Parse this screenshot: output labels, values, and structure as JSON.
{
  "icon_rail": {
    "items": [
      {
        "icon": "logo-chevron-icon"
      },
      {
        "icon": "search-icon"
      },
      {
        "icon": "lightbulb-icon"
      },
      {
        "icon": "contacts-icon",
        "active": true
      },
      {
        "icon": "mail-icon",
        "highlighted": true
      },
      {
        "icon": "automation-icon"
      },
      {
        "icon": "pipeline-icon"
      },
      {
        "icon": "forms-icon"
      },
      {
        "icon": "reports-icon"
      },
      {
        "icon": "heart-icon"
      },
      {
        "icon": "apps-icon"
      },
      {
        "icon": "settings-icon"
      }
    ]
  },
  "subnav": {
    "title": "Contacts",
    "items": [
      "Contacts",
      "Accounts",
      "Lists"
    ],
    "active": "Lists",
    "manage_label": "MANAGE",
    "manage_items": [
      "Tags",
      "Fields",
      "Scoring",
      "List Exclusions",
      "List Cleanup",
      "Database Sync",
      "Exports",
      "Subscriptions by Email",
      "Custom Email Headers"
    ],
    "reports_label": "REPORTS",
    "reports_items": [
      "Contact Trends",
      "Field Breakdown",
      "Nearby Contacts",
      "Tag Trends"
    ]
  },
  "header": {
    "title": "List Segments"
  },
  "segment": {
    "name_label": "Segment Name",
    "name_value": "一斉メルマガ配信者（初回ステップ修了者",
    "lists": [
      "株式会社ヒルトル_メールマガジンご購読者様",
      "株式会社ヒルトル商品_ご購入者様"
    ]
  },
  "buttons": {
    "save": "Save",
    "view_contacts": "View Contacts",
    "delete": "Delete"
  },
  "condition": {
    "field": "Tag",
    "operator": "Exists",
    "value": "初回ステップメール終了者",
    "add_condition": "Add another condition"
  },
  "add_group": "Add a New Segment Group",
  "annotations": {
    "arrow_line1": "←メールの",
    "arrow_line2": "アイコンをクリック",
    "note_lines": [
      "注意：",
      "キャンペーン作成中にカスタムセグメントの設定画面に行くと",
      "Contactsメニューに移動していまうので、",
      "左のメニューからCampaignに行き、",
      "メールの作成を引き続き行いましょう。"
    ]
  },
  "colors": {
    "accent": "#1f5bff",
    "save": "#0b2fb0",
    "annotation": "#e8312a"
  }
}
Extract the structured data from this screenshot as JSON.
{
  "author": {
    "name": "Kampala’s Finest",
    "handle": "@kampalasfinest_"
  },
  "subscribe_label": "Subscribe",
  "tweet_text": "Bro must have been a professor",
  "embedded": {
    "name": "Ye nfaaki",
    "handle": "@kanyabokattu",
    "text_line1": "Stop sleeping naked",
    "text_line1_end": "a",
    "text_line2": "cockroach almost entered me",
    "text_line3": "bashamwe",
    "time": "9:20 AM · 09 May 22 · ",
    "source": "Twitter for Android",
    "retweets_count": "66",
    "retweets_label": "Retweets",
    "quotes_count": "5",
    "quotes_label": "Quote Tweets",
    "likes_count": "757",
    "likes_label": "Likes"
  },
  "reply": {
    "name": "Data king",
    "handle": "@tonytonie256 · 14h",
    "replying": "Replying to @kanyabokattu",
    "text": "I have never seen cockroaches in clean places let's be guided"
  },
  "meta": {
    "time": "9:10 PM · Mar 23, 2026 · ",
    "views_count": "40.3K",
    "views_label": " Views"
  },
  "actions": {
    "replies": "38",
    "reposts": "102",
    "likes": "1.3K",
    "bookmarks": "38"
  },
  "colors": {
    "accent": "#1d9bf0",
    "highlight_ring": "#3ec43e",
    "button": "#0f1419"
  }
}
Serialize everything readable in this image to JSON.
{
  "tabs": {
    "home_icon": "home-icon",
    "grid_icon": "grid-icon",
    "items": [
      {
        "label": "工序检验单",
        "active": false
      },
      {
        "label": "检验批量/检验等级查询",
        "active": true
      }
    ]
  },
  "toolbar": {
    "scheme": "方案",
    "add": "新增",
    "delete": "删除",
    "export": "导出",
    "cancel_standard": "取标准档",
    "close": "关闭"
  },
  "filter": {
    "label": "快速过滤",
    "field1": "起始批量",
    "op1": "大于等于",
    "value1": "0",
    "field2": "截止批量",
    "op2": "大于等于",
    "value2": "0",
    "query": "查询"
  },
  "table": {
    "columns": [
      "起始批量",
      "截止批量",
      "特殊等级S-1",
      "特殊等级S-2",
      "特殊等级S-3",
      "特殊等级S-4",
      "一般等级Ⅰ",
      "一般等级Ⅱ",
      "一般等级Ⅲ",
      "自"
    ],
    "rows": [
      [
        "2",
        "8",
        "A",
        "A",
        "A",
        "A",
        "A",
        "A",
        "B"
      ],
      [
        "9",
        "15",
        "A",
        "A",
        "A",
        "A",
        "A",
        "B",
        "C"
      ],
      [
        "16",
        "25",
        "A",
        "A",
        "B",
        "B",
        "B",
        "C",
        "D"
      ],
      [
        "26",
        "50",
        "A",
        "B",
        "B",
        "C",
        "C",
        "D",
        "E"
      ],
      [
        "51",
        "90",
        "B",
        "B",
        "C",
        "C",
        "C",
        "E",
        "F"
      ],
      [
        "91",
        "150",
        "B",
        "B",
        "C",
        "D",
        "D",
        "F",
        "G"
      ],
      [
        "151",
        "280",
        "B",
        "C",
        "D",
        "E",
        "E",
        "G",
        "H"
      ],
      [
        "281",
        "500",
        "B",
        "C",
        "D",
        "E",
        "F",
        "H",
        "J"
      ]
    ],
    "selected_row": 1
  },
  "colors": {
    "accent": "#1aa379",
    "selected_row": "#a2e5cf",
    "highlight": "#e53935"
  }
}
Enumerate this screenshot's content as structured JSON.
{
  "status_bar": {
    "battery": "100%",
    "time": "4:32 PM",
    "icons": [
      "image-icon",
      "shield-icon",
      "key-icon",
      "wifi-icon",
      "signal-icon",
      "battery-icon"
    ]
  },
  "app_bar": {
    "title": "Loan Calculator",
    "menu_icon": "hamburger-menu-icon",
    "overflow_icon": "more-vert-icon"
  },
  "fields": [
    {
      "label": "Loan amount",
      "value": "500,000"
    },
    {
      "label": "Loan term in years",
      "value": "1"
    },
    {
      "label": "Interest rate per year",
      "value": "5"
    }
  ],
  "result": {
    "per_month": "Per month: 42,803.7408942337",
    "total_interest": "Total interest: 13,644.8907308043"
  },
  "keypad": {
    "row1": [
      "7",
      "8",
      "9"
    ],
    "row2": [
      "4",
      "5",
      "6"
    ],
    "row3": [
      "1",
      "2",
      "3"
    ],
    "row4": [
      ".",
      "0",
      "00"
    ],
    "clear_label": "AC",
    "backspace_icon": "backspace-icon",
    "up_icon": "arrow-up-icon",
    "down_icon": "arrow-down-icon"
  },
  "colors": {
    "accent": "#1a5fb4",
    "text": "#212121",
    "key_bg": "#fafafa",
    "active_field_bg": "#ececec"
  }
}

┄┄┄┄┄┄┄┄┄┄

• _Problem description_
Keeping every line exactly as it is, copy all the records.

• _Solution for this task_
Parse this screenshot: output labels, values, and structure as JSON.
{
  "icon_rail": {
    "items": [
      {
        "icon": "logo-chevron-icon"
      },
      {
        "icon": "search-icon"
      },
      {
        "icon": "lightbulb-icon"
      },
      {
        "icon": "contacts-icon",
        "active": true
      },
      {
        "icon": "mail-icon",
        "highlighted": true
      },
      {
        "icon": "automation-icon"
      },
      {
        "icon": "pipeline-icon"
      },
      {
        "icon": "forms-icon"
      },
      {
        "icon": "reports-icon"
      },
      {
        "icon": "heart-icon"
      },
      {
        "icon": "apps-icon"
      },
      {
        "icon": "settings-icon"
      }
    ]
  },
  "subnav": {
    "title": "Contacts",
    "items": [
      "Contacts",
      "Accounts",
      "Lists"
    ],
    "active": "Lists",
    "manage_label": "MANAGE",
    "manage_items": [
      "Tags",
      "Fields",
      "Scoring",
      "List Exclusions",
      "List Cleanup",
      "Database Sync",
      "Exports",
      "Subscriptions by Email",
      "Custom Email Headers"
    ],
    "reports_label": "REPORTS",
    "reports_items": [
      "Contact Trends",
      "Field Breakdown",
      "Nearby Contacts",
      "Tag Trends"
    ]
  },
  "header": {
    "title": "List Segments"
  },
  "segment": {
    "name_label": "Segment Name",
    "name_value": "一斉メルマガ配信者（初回ステップ修了者",
    "lists": [
      "株式会社ヒルトル_メールマガジンご購読者様",
      "株式会社ヒルトル商品_ご購入者様"
    ]
  },
  "buttons": {
    "save": "Save",
    "view_contacts": "View Contacts",
    "delete": "Delete"
  },
  "condition": {
    "field": "Tag",
    "operator": "Exists",
    "value": "初回ステップメール終了者",
    "add_condition": "Add another condition"
  },
  "add_group": "Add a New Segment Group",
  "annotations": {
    "arrow_line1": "←メールの",
    "arrow_line2": "アイコンをクリック",
    "note_lines": [
      "注意：",
      "キャンペーン作成中にカスタムセグメントの設定画面に行くと",
      "Contactsメニューに移動していまうので、",
      "左のメニューからCampaignに行き、",
      "メールの作成を引き続き行いましょう。"
    ]
  },
  "colors": {
    "accent": "#1f5bff",
    "save": "#0b2fb0",
    "annotation": "#e8312a"
  }
}
Extract the structured data from this screenshot as JSON.
{
  "author": {
    "name": "Kampala’s Finest",
    "handle": "@kampalasfinest_"
  },
  "subscribe_label": "Subscribe",
  "tweet_text": "Bro must have been a professor",
  "embedded": {
    "name": "Ye nfaaki",
    "handle": "@kanyabokattu",
    "text_line1": "Stop sleeping naked",
    "text_line1_end": "a",
    "text_line2": "cockroach almost entered me",
    "text_line3": "bashamwe",
    "time": "9:20 AM · 09 May 22 · ",
    "source": "Twitter for Android",
    "retweets_count": "66",
    "retweets_label": "Retweets",
    "quotes_count": "5",
    "quotes_label": "Quote Tweets",
    "likes_count": "757",
    "likes_label": "Likes"
  },
  "reply": {
    "name": "Data king",
    "handle": "@tonytonie256 · 14h",
    "replying": "Replying to @kanyabokattu",
    "text": "I have never seen cockroaches in clean places let's be guided"
  },
  "meta": {
    "time": "9:10 PM · Mar 23, 2026 · ",
    "views_count": "40.3K",
    "views_label": " Views"
  },
  "actions": {
    "replies": "38",
    "reposts": "102",
    "likes": "1.3K",
    "bookmarks": "38"
  },
  "colors": {
    "accent": "#1d9bf0",
    "highlight_ring": "#3ec43e",
    "button": "#0f1419"
  }
}
Serialize everything readable in this image to JSON.
{
  "tabs": {
    "home_icon": "home-icon",
    "grid_icon": "grid-icon",
    "items": [
      {
        "label": "工序检验单",
        "active": false
      },
      {
        "label": "检验批量/检验等级查询",
        "active": true
      }
    ]
  },
  "toolbar": {
    "scheme": "方案",
    "add": "新增",
    "delete": "删除",
    "export": "导出",
    "cancel_standard": "取标准档",
    "close": "关闭"
  },
  "filter": {
    "label": "快速过滤",
    "field1": "起始批量",
    "op1": "大于等于",
    "value1": "0",
    "field2": "截止批量",
    "op2": "大于等于",
    "value2": "0",
    "query": "查询"
  },
  "table": {
    "columns": [
      "起始批量",
      "截止批量",
      "特殊等级S-1",
      "特殊等级S-2",
      "特殊等级S-3",
      "特殊等级S-4",
      "一般等级Ⅰ",
      "一般等级Ⅱ",
      "一般等级Ⅲ",
      "自"
    ],
    "rows": [
      [
        "2",
        "8",
        "A",
        "A",
        "A",
        "A",
        "A",
        "A",
        "B"
      ],
      [
        "9",
        "15",
        "A",
        "A",
        "A",
        "A",
        "A",
        "B",
        "C"
      ],
      [
        "16",
        "25",
        "A",
        "A",
        "B",
        "B",
        "B",
        "C",
        "D"
      ],
      [
        "26",
        "50",
        "A",
        "B",
        "B",
        "C",
        "C",
        "D",
        "E"
      ],
      [
        "51",
        "90",
        "B",
        "B",
        "C",
        "C",
        "C",
        "E",
        "F"
      ],
      [
        "91",
        "150",
        "B",
        "B",
        "C",
        "D",
        "D",
        "F",
        "G"
      ],
      [
        "151",
        "280",
        "B",
        "C",
        "D",
        "E",
        "E",
        "G",
        "H"
      ],
      [
        "281",
        "500",
        "B",
        "C",
        "D",
        "E",
        "F",
        "H",
        "J"
      ]
    ],
    "selected_row": 1
  },
  "colors": {
    "accent": "#1aa379",
    "selected_row": "#a2e5cf",
    "highlight": "#e53935"
  }
}
Enumerate this screenshot's content as structured JSON.
{
  "status_bar": {
    "battery": "100%",
    "time": "4:32 PM",
    "icons": [
      "image-icon",
      "shield-icon",
      "key-icon",
      "wifi-icon",
      "signal-icon",
      "battery-icon"
    ]
  },
  "app_bar": {
    "title": "Loan Calculator",
    "menu_icon": "hamburger-menu-icon",
    "overflow_icon": "more-vert-icon"
  },
  "fields": [
    {
      "label": "Loan amount",
      "value": "500,000"
    },
    {
      "label": "Loan term in years",
      "value": "1"
    },
    {
      "label": "Interest rate per year",
      "value": "5"
    }
  ],
  "result": {
    "per_month": "Per month: 42,803.7408942337",
    "total_interest": "Total interest: 13,644.8907308043"
  },
  "keypad": {
    "row1": [
      "7",
      "8",
      "9"
    ],
    "row2": [
      "4",
      "5",
      "6"
    ],
    "row3": [
      "1",
      "2",
      "3"
    ],
    "row4": [
      ".",
      "0",
      "00"
    ],
    "clear_label": "AC",
    "backspace_icon": "backspace-icon",
    "up_icon": "arrow-up-icon",
    "down_icon": "arrow-down-icon"
  },
  "colors": {
    "accent": "#1a5fb4",
    "text": "#212121",
    "key_bg": "#fafafa",
    "active_field_bg": "#ececec"
  }
}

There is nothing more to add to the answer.